A developed recycling industry
Casablanca, Marrakech, Essaouira… We took advantage of this stopover in Tangier to meet people who recycle plastic waste in Morocco. The recycling sector, whether done formally or informally, is rather industrialized and very competitive. Low-tech solutions are not very widespread and work remains to be done on the recovery of waste with low added value such as bags and other flexible plastics dispersed in nature. Actions are implemented to improve the status of collectors, poor workers in the country.
Julien Noyer, formal recycler from Casablanca
Activity: transformation of plastic films into pellets

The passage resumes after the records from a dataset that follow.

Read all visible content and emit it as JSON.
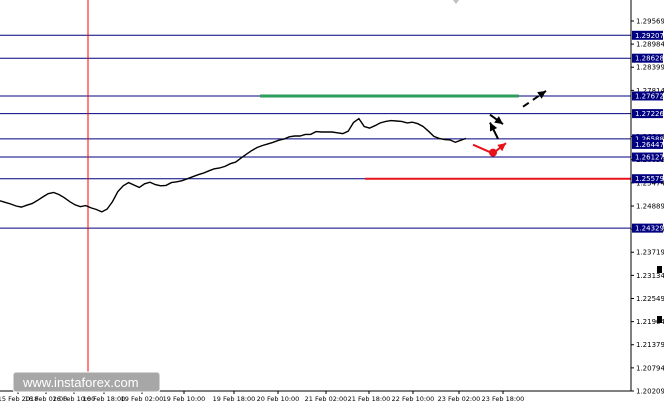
{
  "watermark": "www.instaforex.com",
  "colors": {
    "price": "#000000",
    "level_line": "#00007f",
    "level_box": "#000080",
    "vline": "#ff0000",
    "resistance": "#2e9e5e",
    "support": "#e8121b",
    "forecast_black": "#000000",
    "forecast_red": "#e8121b"
  },
  "chart_data": {
    "type": "line",
    "instrument_type": "price chart",
    "ylim": [
      1.20209,
      1.301
    ],
    "y_ticks": [
      "1.29569",
      "1.28984",
      "1.28399",
      "1.27814",
      "1.26644",
      "1.26059",
      "1.25474",
      "1.24889",
      "1.24304",
      "1.23719",
      "1.23134",
      "1.22549",
      "1.21964",
      "1.21379",
      "1.20794",
      "1.20209"
    ],
    "x_ticks": [
      "15 Feb 2018",
      "16 Feb 02:00",
      "16 Feb 10:00",
      "16 Feb 18:00",
      "19 Feb 02:00",
      "19 Feb 10:00",
      "19 Feb 18:00",
      "20 Feb 10:00",
      "21 Feb 02:00",
      "21 Feb 18:00",
      "22 Feb 10:00",
      "23 Feb 02:00",
      "23 Feb 18:00"
    ],
    "levels": [
      "1.29207",
      "1.28628",
      "1.27672",
      "1.27226",
      "1.26588",
      "1.26447",
      "1.26127",
      "1.25579",
      "1.24329"
    ],
    "resistance_level": 1.27672,
    "support_level": 1.25579,
    "vertical_marker_x": "16 Feb 10:00",
    "series": [
      {
        "values": [
          1.2502,
          1.2498,
          1.2494,
          1.2489,
          1.2486,
          1.2491,
          1.2495,
          1.2503,
          1.2512,
          1.252,
          1.2523,
          1.2518,
          1.251,
          1.25,
          1.2492,
          1.2487,
          1.249,
          1.2484,
          1.248,
          1.2474,
          1.2481,
          1.25,
          1.2525,
          1.254,
          1.2548,
          1.2542,
          1.2536,
          1.2545,
          1.2549,
          1.2543,
          1.254,
          1.2541,
          1.2548,
          1.255,
          1.2553,
          1.2558,
          1.2563,
          1.2568,
          1.2572,
          1.2578,
          1.2583,
          1.2585,
          1.2589,
          1.2596,
          1.26,
          1.261,
          1.262,
          1.2629,
          1.2637,
          1.2642,
          1.2646,
          1.265,
          1.2655,
          1.2658,
          1.2664,
          1.2666,
          1.2666,
          1.267,
          1.267,
          1.2677,
          1.2676,
          1.2676,
          1.2676,
          1.2674,
          1.2672,
          1.2678,
          1.27,
          1.271,
          1.269,
          1.2686,
          1.2692,
          1.2699,
          1.2703,
          1.2705,
          1.2704,
          1.2703,
          1.2699,
          1.2701,
          1.2697,
          1.269,
          1.2678,
          1.2665,
          1.266,
          1.2657,
          1.2656,
          1.265,
          1.2655,
          1.266
        ]
      }
    ],
    "forecast_black": [
      [
        1.2659,
        1.27
      ],
      [
        1.272,
        1.2696
      ],
      [
        1.2696,
        1.272
      ],
      [
        1.274,
        1.278
      ]
    ],
    "forecast_red": [
      [
        1.2644,
        1.2624
      ],
      [
        1.2624,
        1.2648
      ]
    ]
  }
}
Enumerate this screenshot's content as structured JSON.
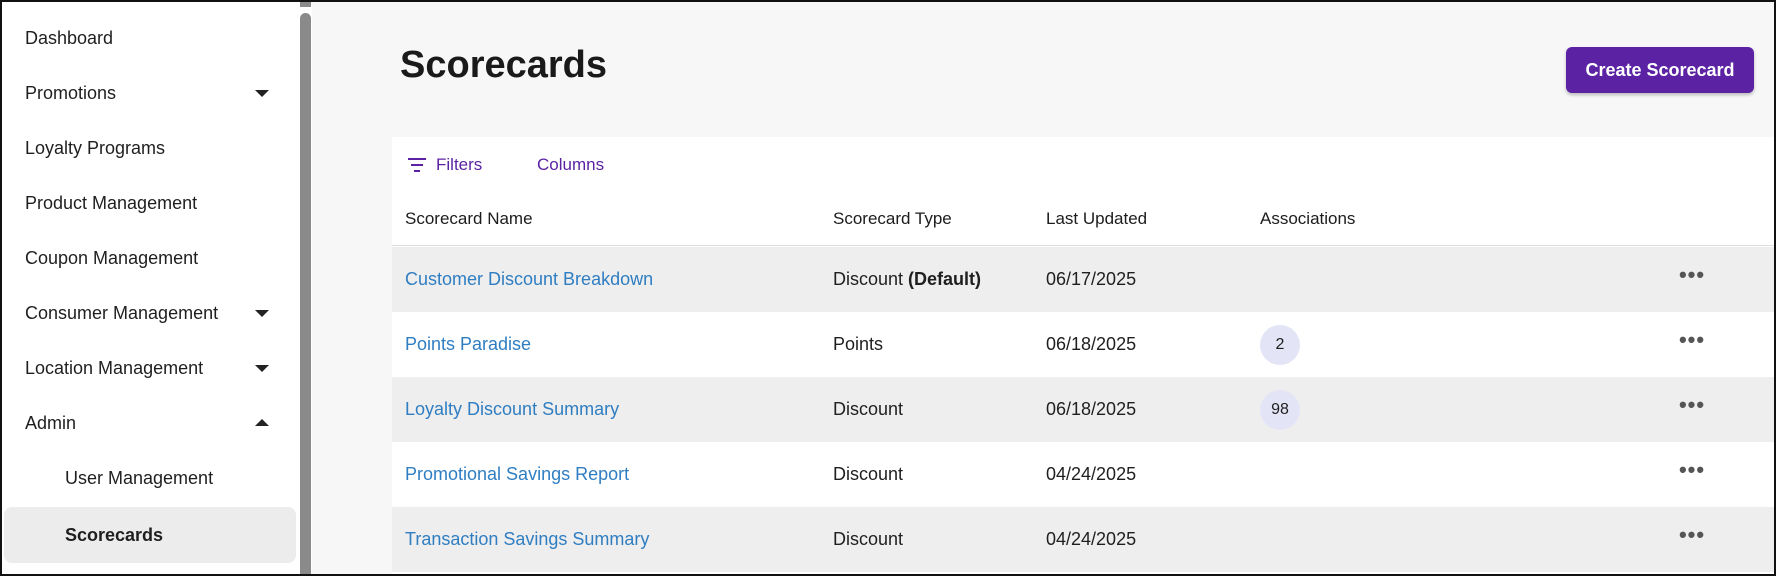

Julien is a Frenchman who has been living in Casablanca for several years. He founded Altecplast, a recycling plant that processes plastic films from landfills. Nearly 2.2 million euros of investment were necessary to build this factory, which transforms 600 to 1,000 tonnes of waste per month. With a 50% waste rate (dirt, water, etc.), Julien produces 300 to 500 tons of pellets per month. It is recognized by its peers for producing very good quality pellets thanks to an ingenious and relatively frugal industrial process. Julien is one of the few formal recyclers in the region. It competes with more than 80 informal recyclers who produce 2 tonnes a day, often of poor quality and without paying taxes.
Julien manages to stand out thanks to the quality of his products and his reliability. His biggest difficulty remains the supply. He cannot always trust collectors who are independent. When it rains, for example, the sorters stop working and the plastic resource becomes scarce, pushing him to stop his factory. To overcome this problem, it is now forced to import plastic waste.
His other problem is to limit his rate of waste. Because its ambition is to achieve “zero landfill”, i.e. to recycle all the waste it receives. Julien thinks to our machines to make pavers from low-value waste and sand from the waste washing process.
“Nothing is lost, everything is transformed !” He also worked on pyrolysis for a long time and planned to install a prototype at the back of his hangar.
Collection and sorting of waste
Thanks to a former collector, we had the opportunity to visit the collectors’ district of Casablanca. The collectors are intermediaries, sorts of wholesalers who buy the waste from the ragpickers (street collectors) to make a better sorting and resell wholesale to processors. When we arrive, we notice that the ragpickers live in makeshift dwellings built on vacant lots belonging to the collectors. The majority of ragpickers come from the countryside and cannot afford to live in town. To attract them, collectors host them for free. They also have a rental service for donkeys and carts, the usual vehicle of the ragpickers to collect in the streets. The ragpickers can borrow the donkeys in exchange they take care of feeding them.
Very small processing unit
Activity: Transformation of plastic films into pellets
By continuing our trip to the undeclared industrial district of Casablanca, we met the processors who succeed the collectors. This district is very organized, the electrical network is well supplied with great powers to operate all the machines in the district. However, this district does not exist on the cadastre!
We find the smallest recycling companies than we have seen. The entrance gate is made of an old tarp that hides a rudimentary room made from wood and corrugated iron used as walls and roof. Inside, there are lots of plastic wraps used for covering shipping pallets. to the left, a small agglomerator, integrated for less than 2,000 euros, allowing these films to be transformed into compact shaped which will be resold later.
Social engineering on the Meknes landfill
Case study of a social engineering experiment that worked particularly well. The goal was to formalize the hundreds of ragpickers who work on the Meknes landfill.
Nadir is an expert in social engineering. He began his work with a 3-month study of social relations in order to produce a sociogram that describes all the links between workers and the various stakeholders. Two main difficulties were raised: an economic problem which could be fixed by the supervision of the work of the ragpicker, and a social recognition problem. The ragpickers aren’t accepted in society. This problem was solved thanks to the establishment by the authorities of an official status of sorter. This approach represents a cost of approximately 1% of the landfill budget and several years of implementation with regular monitoring. This is an Innovation!
Activity: Collection of plastic waste on beaches
Mika reduces ocean pollution by collecting and recovering plastic waste along the Moroccan coast. We met them as part of our incubation program and participated in a Beach CleanUp with them and the local Surf Rider branch in Essaouira.
The company is currently developing a project to transform moroccan collected waste into textile fibers and furniture.
SMO Solar Pyrolysis
Activity: transformation of organic and plastic waste into charcoal
In Marrakech, we visited a company that transforms organic waste such as sargassum (algae that profiled in the sea) into charcoal using an innovative technology: solar pyrolysis. It works like other pyrolysis systems by breaking down waste in an oxygen-free chamber and raising the temperature to constant high rates. Usually an energy-intensive process, solar pyrolysis channels the power of the sun’s rays to power the machine. Mirrors concentrate the energy of the sun and bring the room to the required temperatures. This is a 100% green technique because it doesn’t require additional energy.
Thanks to this technology, the company can transform 27 tons of waste into 18 tons of charcoal every day.